           Personally I’ve always been a big fan of Chardonnays picked a litt...

    More >>

    Posted by Mr. Bruce Cass on Dec 24 2009 1:13PM | 0 comments

  • Average rating:
    2006 Vougeraie Savigny-les-Beaune (Marconnets)

    Bio-dynamic since 2001. Wild yeast. Attractive feral nose with black cherry robe. Minced squab and plum sauce.

           At speaking engagements, British wine writer Clive Coates likes to joke about Burgundian vintners, “You know, they’re all peasants.” Clive is not being disparaging. He is colorfully illustrating the manner in which Burgundians are yoked to the land. Wealthy, well-educated, well-traveled vintners from Burgundy still spend months of every year in their vineyards pruning, pulling leaves, replanting, and harvesting. This close relationship to the soil may help explain why Burgundy has so many organic and bio-dynamic vineyards. Heaven knows, organic grape growing is not easy when rain is likely to fall at any time during the Summer.
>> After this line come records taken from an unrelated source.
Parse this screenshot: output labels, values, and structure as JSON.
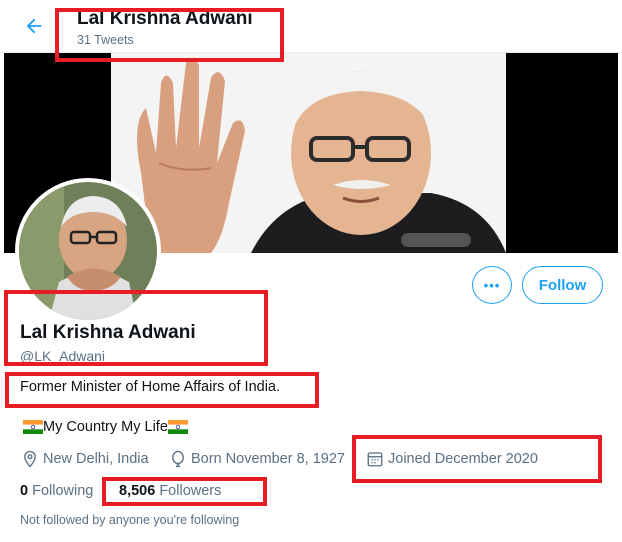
{
  "header": {
    "title": "Lal Krishna Adwani",
    "subtitle": "31 Tweets"
  },
  "profile": {
    "name": "Lal Krishna Adwani",
    "handle": "@LK_Adwani",
    "bio": "Former Minister of Home Affairs of India.",
    "tagline": "My Country My Life",
    "location": "New Delhi, India",
    "born": "Born November 8, 1927",
    "joined": "Joined December 2020",
    "following_count": "0",
    "following_label": "Following",
    "followers_count": "8,506",
    "followers_label": "Followers",
    "note": "Not followed by anyone you're following"
  },
  "actions": {
    "follow_label": "Follow",
    "more_label": "•••"
  },
  "colors": {
    "accent": "#1da1f2",
    "highlight": "#e81c24",
    "muted": "#5b7083"
  },
  "icons": [
    "back-arrow-icon",
    "more-icon",
    "location-icon",
    "birthday-icon",
    "calendar-icon",
    "india-flag-icon"
  ]
}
           Domaine de la Vougeraie was organized by Jean-Charles Boisset and his sister Nathalie in the 1990’s to consolidat...

    More >>
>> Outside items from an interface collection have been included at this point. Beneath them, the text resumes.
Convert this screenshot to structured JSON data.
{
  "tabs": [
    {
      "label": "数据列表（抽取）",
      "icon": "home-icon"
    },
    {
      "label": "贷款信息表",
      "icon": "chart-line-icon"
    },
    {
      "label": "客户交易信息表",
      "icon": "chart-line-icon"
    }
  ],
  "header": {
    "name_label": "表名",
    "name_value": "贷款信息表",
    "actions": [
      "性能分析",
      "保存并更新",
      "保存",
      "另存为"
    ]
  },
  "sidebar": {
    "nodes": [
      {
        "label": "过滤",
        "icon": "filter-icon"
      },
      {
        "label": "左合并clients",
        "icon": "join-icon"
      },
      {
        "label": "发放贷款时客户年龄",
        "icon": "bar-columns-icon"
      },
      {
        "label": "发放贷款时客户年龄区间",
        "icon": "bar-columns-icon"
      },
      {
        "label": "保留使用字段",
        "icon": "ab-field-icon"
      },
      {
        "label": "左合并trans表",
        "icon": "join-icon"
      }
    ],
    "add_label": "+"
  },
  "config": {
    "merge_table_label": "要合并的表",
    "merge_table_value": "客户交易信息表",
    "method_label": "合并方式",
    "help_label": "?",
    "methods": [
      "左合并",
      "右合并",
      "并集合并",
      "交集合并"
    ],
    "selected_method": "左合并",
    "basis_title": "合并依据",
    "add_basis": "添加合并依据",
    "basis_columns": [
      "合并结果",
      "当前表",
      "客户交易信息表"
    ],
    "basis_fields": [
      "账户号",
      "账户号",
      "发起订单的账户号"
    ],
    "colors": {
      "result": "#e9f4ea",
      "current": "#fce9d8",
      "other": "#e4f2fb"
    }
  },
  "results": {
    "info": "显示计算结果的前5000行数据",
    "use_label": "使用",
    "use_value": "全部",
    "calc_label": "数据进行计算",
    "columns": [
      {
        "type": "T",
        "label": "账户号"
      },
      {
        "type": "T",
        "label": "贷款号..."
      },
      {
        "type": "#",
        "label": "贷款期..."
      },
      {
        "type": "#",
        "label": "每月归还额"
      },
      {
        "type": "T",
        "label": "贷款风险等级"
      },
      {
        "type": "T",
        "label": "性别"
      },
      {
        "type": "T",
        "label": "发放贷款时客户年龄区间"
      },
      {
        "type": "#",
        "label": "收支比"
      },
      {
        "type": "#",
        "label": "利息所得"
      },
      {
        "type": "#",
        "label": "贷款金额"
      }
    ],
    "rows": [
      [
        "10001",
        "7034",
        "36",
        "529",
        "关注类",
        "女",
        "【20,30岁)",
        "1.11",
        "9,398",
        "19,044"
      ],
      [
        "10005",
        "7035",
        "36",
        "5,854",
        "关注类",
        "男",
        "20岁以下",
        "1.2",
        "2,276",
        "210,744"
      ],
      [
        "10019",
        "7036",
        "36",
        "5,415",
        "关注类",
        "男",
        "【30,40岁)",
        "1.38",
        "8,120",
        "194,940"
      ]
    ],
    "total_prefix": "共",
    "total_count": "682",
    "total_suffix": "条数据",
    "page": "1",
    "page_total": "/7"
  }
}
    Posted by Mr. Bruce Cass on Dec 22 2009 12:08PM | 0 comments

  • Average rating:
    2002 F. Magnien Chambolle-Musigny (Charmes)

    Truly great red Burgundy is delightful, in no small part because it is so hard to find. About $95 in a retail store.
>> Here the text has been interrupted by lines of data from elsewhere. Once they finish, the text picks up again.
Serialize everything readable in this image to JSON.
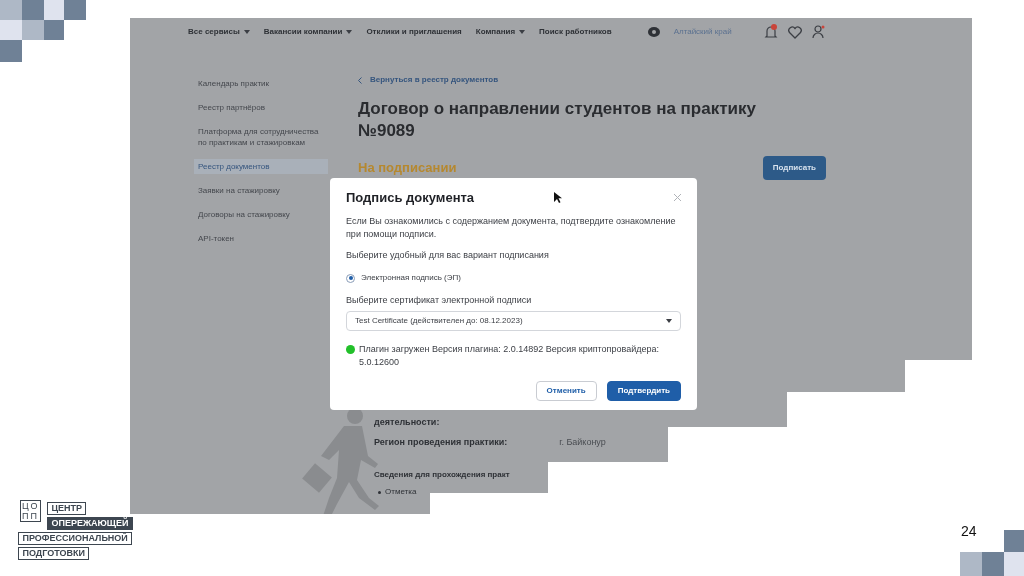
{
  "screenshot": {
    "nav": {
      "items": [
        {
          "label": "Все сервисы",
          "dropdown": true
        },
        {
          "label": "Вакансии компании",
          "dropdown": true
        },
        {
          "label": "Отклики и приглашения",
          "dropdown": false
        },
        {
          "label": "Компания",
          "dropdown": true
        },
        {
          "label": "Поиск работников",
          "dropdown": false
        }
      ],
      "region": "Алтайский край"
    },
    "sidebar": {
      "items": [
        {
          "label": "Календарь практик",
          "selected": false
        },
        {
          "label": "Реестр партнёров",
          "selected": false
        },
        {
          "label": "Платформа для сотрудничества по практикам и стажировкам",
          "selected": false
        },
        {
          "label": "Реестр документов",
          "selected": true
        },
        {
          "label": "Заявки на стажировку",
          "selected": false
        },
        {
          "label": "Договоры на стажировку",
          "selected": false
        },
        {
          "label": "API-токен",
          "selected": false
        }
      ]
    },
    "back_link": "Вернуться в реестр документов",
    "title": "Договор о направлении студентов на практику №9089",
    "status": "На подписании",
    "sign_button": "Подписать",
    "details": {
      "field_tail": "деятельности:",
      "region_label": "Регион проведения практики:",
      "region_value": "г. Байконур",
      "section_title": "Сведения для прохождения практ",
      "bullets": [
        "Отметка"
      ]
    },
    "modal": {
      "title": "Подпись документа",
      "intro": "Если Вы ознакомились с содержанием документа, подтвердите ознакомление при помощи подписи.",
      "method_prompt": "Выберите удобный для вас вариант подписания",
      "methods": [
        {
          "label": "Электронная подпись (ЭП)",
          "selected": true
        }
      ],
      "certificate_label": "Выберите сертификат электронной подписи",
      "certificate_value": "Test Certificate (действителен до: 08.12.2023)",
      "plugin_status": "Плагин загружен Версия плагина: 2.0.14892 Версия криптопровайдера: 5.0.12600",
      "plugin_loaded": true,
      "buttons": [
        {
          "label": "Отменить",
          "kind": "secondary"
        },
        {
          "label": "Подтвердить",
          "kind": "primary"
        }
      ]
    }
  },
  "slide": {
    "page_number": "24",
    "logo": {
      "mark": [
        "ЦО",
        "ПП"
      ],
      "lines": [
        {
          "text": "ЦЕНТР",
          "inverted": false
        },
        {
          "text": "ОПЕРЕЖАЮЩЕЙ",
          "inverted": true
        },
        {
          "text": "ПРОФЕССИОНАЛЬНОЙ",
          "inverted": false
        },
        {
          "text": "ПОДГОТОВКИ",
          "inverted": false
        }
      ]
    }
  }
}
             I always find buying red Burgundies to be something of a dice roll. There is no argument that the wines can be brilliant on occasion, but they are also very expensive, and a big price point is no guarantee of quality.
             Frederic Magnien is rapidly becoming a favorite producer of mine. This wine comes from one of the two best premier cru vineyards in the commune (out of 24 total). It has a chalky substrate over a rocky base, so yields are typically very small ~ a little over one ton per acre, which is about one-third of what is allowed under appellation of origin regulations. This tiny production serves to accentuate the commune’s famously ...

    Find the remainder of this post in the Top Wine Reviews section

    More >>

    Posted by Mr. Bruce Cass on Nov 22 2009 1:56PM | 0 comments

  • Average rating:
    94 Erben-Loosen Urzig Wurzgrtn Spat.

    Beguiling combo - crispness w/ peachy aromatics. Still tight. Light color w/ grn tint. Shrimp dim sum.

          Riesling has never been much favored in the U.S.  Perhaps white and fragrant makes it seem too girly. But Riesling is the quality centerpiece in the homeland of our CA Governor, a man known as the Austrian Oak in his body-building days. And I doubt many 80-yr-olds today would describe the German army during WWII as sissies. So why would German Riesling not be adequately macho for Americans today?

    Bottle-aging German Rieslings, especially Spätlesen from the Mosel.
           At about fifty degrees of latitude, the Mosel Valley has a much shorter growing season than California does at 32 to 38 degrees. Getting grapes ripe consistently in the Mosel involves several tricks, most notably planting one’s vineyard on a south-facing slope ov...

    More >>

    Posted by Mr. Bruce Cass on Oct 30 2009 12:08PM | 2 comments